We’re near the park boundary when a blizzard hits. The wind and snow howls from the west, cutting through our gloves. We put Ziploc bags over our hands and fasten them with elastic bands. For lunch we find a sheltered ravine and eat pre-cooked spaghetti and two days’ rations of dark chocolate while huddled under our tent fly in a snowdrift. We stay put while the storm rages, and erect our tent in the same ravine. We pack snow around it to block the wind. Just as we’re ready to dive in, a break in the clouds gives us a moment of sunshine. We pause and marvel at the beauty and contrast of the bright sunshine on the snowy landscape.
After a cozy sleep in the snowdrift—the snow we packed around the tent entirely cut out the wind—we wake up to sun and head north. The blizzard persuades us to change our route—we will now follow the coast where the lower altitudes and stabilizing effect of the ocean will mean warmer weather. Large gaggles of snow geese honk overhead. They seem to be gathering together for the migration south. We only have one tiny overview map now for this stretch, having left our intended route. We keep the ocean close enough to see it to the north a few times a day, but we also keep our distance to avoid unexpected bays and peninsulas. We follow our compass and the land features as directly west as possible, and descend to the coast every night to make camp with a driftwood fire.

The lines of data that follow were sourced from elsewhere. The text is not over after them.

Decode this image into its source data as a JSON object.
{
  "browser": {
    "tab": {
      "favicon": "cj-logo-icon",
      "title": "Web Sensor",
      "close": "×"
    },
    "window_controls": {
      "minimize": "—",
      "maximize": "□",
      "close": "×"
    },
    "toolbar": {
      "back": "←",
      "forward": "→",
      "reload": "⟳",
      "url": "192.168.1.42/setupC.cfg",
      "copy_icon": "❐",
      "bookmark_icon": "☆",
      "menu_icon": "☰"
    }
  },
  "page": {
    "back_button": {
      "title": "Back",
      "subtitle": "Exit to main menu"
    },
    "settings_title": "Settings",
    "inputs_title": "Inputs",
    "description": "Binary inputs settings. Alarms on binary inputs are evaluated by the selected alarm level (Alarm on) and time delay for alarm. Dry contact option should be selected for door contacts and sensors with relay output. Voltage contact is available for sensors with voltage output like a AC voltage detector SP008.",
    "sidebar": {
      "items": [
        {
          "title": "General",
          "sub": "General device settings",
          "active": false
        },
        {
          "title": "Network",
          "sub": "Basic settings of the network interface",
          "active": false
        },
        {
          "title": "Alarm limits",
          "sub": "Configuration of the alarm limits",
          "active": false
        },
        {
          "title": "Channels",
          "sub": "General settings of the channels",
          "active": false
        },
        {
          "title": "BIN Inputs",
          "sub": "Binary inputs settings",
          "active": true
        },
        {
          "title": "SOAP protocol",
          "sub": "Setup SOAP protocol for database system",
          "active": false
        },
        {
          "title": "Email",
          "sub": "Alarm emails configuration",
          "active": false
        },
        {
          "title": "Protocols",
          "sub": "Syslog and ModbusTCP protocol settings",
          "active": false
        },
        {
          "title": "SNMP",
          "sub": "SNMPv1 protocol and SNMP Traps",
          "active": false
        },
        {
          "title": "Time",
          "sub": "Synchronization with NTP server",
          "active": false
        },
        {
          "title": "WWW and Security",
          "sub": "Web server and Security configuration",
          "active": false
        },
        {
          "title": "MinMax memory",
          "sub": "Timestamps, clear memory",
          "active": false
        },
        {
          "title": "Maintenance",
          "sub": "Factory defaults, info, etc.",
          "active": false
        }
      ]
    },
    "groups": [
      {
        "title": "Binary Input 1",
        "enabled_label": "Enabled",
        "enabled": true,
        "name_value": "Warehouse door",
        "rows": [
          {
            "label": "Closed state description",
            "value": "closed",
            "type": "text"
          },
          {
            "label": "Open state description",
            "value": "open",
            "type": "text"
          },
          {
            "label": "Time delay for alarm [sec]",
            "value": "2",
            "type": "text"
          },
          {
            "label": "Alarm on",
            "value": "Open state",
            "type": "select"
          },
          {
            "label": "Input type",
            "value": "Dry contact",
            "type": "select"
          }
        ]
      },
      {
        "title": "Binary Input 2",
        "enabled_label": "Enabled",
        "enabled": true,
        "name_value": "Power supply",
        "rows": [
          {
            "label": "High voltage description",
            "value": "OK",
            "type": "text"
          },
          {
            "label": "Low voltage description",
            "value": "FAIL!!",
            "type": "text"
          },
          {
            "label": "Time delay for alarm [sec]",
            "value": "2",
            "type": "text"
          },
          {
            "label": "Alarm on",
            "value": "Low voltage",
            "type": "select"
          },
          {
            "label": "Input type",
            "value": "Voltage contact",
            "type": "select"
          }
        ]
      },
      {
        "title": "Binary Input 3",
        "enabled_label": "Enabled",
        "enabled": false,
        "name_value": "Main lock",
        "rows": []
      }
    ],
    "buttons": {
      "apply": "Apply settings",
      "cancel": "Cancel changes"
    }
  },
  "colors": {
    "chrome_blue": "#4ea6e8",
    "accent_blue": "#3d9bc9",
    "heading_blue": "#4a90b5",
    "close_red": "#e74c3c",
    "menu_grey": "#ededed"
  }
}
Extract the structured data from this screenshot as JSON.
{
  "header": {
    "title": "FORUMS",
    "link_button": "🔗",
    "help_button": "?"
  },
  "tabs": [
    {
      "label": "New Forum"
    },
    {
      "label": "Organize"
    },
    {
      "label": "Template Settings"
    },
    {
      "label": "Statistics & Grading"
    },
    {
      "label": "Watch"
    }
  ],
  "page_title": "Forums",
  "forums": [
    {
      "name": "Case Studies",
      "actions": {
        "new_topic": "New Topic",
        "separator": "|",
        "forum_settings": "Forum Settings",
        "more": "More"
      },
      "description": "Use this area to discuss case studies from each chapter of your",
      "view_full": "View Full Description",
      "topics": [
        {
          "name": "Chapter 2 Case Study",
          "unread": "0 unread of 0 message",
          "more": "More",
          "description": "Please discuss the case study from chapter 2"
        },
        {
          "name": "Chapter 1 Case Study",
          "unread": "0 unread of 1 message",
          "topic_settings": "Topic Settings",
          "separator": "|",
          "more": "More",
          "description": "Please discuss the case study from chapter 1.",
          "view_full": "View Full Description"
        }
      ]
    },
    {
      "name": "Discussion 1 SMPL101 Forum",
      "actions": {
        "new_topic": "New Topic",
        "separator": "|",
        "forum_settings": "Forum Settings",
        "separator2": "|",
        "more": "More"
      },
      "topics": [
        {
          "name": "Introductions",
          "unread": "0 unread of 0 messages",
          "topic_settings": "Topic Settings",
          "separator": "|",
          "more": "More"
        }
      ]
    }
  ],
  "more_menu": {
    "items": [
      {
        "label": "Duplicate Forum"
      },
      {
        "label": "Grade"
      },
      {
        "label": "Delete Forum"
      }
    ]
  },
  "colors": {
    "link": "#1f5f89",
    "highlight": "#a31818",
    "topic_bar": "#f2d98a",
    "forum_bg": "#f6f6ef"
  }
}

Our new coastal route adds about 80 kilometres to the hike. Our packs are getting lighter every day and our legs and feet are in good shape after two weeks of hiking, so we take a rigid, military approach. We are slaves to the clock. We have breakfast and then hike for four hours before lunch, with only one 15-minute break. Snow-covered Mount Hooker looms in the distance to the south. By taking a compass bearing on the mountain each day, we make a rough estimate of our progress. After a few days, we reach a point of high ground and spot the ocean in the distance—not to the north, but to the west. We hoot and holler in delight, as this means we’ve reached Halcro Point and we can turn south towards our final destination, Paulatuk.

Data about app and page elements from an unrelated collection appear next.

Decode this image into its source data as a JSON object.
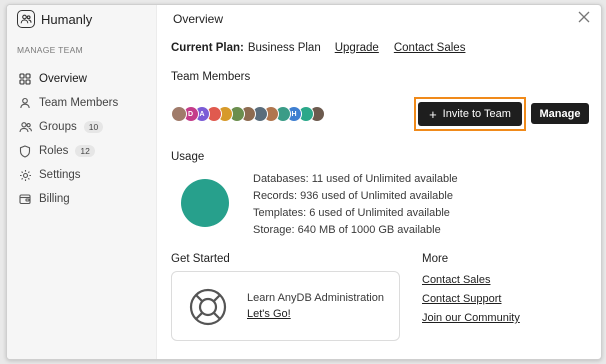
{
  "brand": {
    "name": "Humanly"
  },
  "sidebar": {
    "section_label": "MANAGE TEAM",
    "items": [
      {
        "label": "Overview",
        "icon": "grid-icon",
        "badge": null,
        "active": true
      },
      {
        "label": "Team Members",
        "icon": "user-icon",
        "badge": null,
        "active": false
      },
      {
        "label": "Groups",
        "icon": "users-icon",
        "badge": "10",
        "active": false
      },
      {
        "label": "Roles",
        "icon": "shield-icon",
        "badge": "12",
        "active": false
      },
      {
        "label": "Settings",
        "icon": "gear-icon",
        "badge": null,
        "active": false
      },
      {
        "label": "Billing",
        "icon": "wallet-icon",
        "badge": null,
        "active": false
      }
    ]
  },
  "main": {
    "title": "Overview",
    "plan": {
      "label": "Current Plan:",
      "value": "Business Plan",
      "upgrade": "Upgrade",
      "contact_sales": "Contact Sales"
    },
    "team": {
      "heading": "Team Members",
      "avatars": [
        {
          "letter": "",
          "color": "#a07b6a"
        },
        {
          "letter": "D",
          "color": "#c43c8a"
        },
        {
          "letter": "A",
          "color": "#7b5cd6"
        },
        {
          "letter": "",
          "color": "#e05a4f"
        },
        {
          "letter": "",
          "color": "#d79a2a"
        },
        {
          "letter": "",
          "color": "#6b8e4e"
        },
        {
          "letter": "",
          "color": "#8d6b50"
        },
        {
          "letter": "",
          "color": "#5a6d7c"
        },
        {
          "letter": "",
          "color": "#b0764e"
        },
        {
          "letter": "",
          "color": "#3b9c87"
        },
        {
          "letter": "H",
          "color": "#3f7fd1"
        },
        {
          "letter": "",
          "color": "#2ba88a"
        },
        {
          "letter": "",
          "color": "#6c5a4e"
        }
      ],
      "invite_label": "Invite to Team",
      "manage_label": "Manage"
    },
    "usage": {
      "heading": "Usage",
      "lines": [
        "Databases: 11 used of Unlimited available",
        "Records: 936 used of Unlimited available",
        "Templates: 6 used of Unlimited available",
        "Storage: 640 MB of 1000 GB available"
      ],
      "chart_color": "#27a08c"
    },
    "get_started": {
      "heading": "Get Started",
      "card_title": "Learn AnyDB Administration",
      "card_link": "Let's Go!"
    },
    "more": {
      "heading": "More",
      "links": [
        "Contact Sales",
        "Contact Support",
        "Join our Community"
      ]
    }
  },
  "accent": "#f08a1a"
}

We relax and slow our pace, confident we can reach Paulatuk before our rations are depleted. We spend two nights at the edge of the Hornaday River, about 15 kilometres from town. We have a few scraps of food left, and we enjoy the campfire, the changing colours of autumn, and the peace and solitude, the reflection and rest.
But on the morning of the hike into Paulatuk, the wind is screaming. It takes the two of us to pack the tent so it doesn’t blow away. Within a half hour, we’re in the middle of another blizzard. The wind is blowing wet sleet straight into our faces. We put on sunglasses and again fasten Ziploc bags over our gloves. By the time we reach Paulatuk—on a Sunday—we’re cold and shivering and out of food. No buildings are open: not the hotel, not the Northern Store, not the church, not the police station. But we remain calm. There are plenty of houses and surely someone will answer their door.

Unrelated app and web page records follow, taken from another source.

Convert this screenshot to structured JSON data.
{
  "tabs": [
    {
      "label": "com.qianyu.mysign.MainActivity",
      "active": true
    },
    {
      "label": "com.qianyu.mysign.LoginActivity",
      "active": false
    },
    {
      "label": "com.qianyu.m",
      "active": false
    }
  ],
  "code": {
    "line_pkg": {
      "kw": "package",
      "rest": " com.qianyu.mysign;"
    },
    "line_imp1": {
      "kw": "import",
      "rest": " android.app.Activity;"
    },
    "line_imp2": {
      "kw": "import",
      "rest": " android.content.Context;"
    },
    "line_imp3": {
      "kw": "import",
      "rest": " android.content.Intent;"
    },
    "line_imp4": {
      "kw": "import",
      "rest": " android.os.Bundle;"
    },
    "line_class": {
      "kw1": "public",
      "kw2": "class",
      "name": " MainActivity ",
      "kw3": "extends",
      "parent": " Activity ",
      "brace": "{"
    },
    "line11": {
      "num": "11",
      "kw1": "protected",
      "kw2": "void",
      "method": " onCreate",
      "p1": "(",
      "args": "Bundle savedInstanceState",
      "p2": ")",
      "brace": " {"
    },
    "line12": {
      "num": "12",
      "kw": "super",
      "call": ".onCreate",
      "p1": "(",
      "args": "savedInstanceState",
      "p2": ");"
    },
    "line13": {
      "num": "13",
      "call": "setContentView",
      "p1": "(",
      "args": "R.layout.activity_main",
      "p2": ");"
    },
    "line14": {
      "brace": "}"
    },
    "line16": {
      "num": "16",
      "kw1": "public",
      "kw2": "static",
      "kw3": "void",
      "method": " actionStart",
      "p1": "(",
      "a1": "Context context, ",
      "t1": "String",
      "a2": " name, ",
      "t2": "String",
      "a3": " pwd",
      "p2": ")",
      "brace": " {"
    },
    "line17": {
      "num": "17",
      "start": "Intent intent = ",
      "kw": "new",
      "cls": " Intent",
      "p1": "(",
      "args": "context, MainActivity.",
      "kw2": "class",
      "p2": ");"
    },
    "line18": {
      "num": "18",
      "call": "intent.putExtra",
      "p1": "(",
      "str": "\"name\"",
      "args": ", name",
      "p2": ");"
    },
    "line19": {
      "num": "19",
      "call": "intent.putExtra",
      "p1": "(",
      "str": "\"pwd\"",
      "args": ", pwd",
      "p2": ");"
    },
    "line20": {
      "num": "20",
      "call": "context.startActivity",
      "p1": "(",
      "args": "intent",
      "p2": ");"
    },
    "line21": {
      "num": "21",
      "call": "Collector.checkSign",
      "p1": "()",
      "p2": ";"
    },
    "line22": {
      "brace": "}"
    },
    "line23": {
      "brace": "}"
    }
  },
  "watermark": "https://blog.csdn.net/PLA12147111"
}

We find an unlocked sea container beside the Northern Store and squeeze in beside bags of trash to escape the wind and change into warm, dry layers. Then we go knocking on doors. At the third house, three men invite us in. They are surprised by the two visitors who have walked into town, but nonetheless happy to host. They had just been out to net char, and were preparing to distribute roughly 200 fish around town. They call the hotel manager, and warm us up with coffee and treat us to some smoked Arctic char. We chat for nearly an hour before saying goodbye.
We stay in the hotel for one night to do laundry, to shower, and to binge on coffee and movies. We see ourselves in the mirror and are startled by how skinny we are. We camp the next night then fly to Inuvik where a whole new hike begins: this time, by thumb down the Dempster Highway to Whitehorse.